> _Dataset records_

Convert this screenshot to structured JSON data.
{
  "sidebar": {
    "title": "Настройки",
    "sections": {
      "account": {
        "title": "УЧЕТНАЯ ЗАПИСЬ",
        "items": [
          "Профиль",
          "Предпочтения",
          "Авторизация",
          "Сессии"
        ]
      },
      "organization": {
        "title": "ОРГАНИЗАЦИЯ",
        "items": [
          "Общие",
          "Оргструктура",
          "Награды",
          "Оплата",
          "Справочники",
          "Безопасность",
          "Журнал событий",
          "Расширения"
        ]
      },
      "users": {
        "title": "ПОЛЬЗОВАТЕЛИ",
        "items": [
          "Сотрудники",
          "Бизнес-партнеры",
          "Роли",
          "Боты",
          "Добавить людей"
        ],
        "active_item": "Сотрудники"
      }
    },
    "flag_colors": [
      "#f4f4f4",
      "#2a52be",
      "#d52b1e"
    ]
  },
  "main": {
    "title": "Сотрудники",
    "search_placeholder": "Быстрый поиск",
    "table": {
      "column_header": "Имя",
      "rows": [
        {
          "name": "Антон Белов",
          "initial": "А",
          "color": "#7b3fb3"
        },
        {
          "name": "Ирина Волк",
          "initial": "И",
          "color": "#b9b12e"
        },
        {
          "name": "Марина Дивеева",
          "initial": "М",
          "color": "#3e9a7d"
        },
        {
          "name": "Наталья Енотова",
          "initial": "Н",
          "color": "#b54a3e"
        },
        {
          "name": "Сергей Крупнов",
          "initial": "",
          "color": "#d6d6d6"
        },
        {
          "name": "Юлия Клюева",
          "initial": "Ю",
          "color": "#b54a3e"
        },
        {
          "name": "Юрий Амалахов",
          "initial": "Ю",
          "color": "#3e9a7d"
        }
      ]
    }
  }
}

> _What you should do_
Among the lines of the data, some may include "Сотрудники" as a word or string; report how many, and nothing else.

> _The answer_
3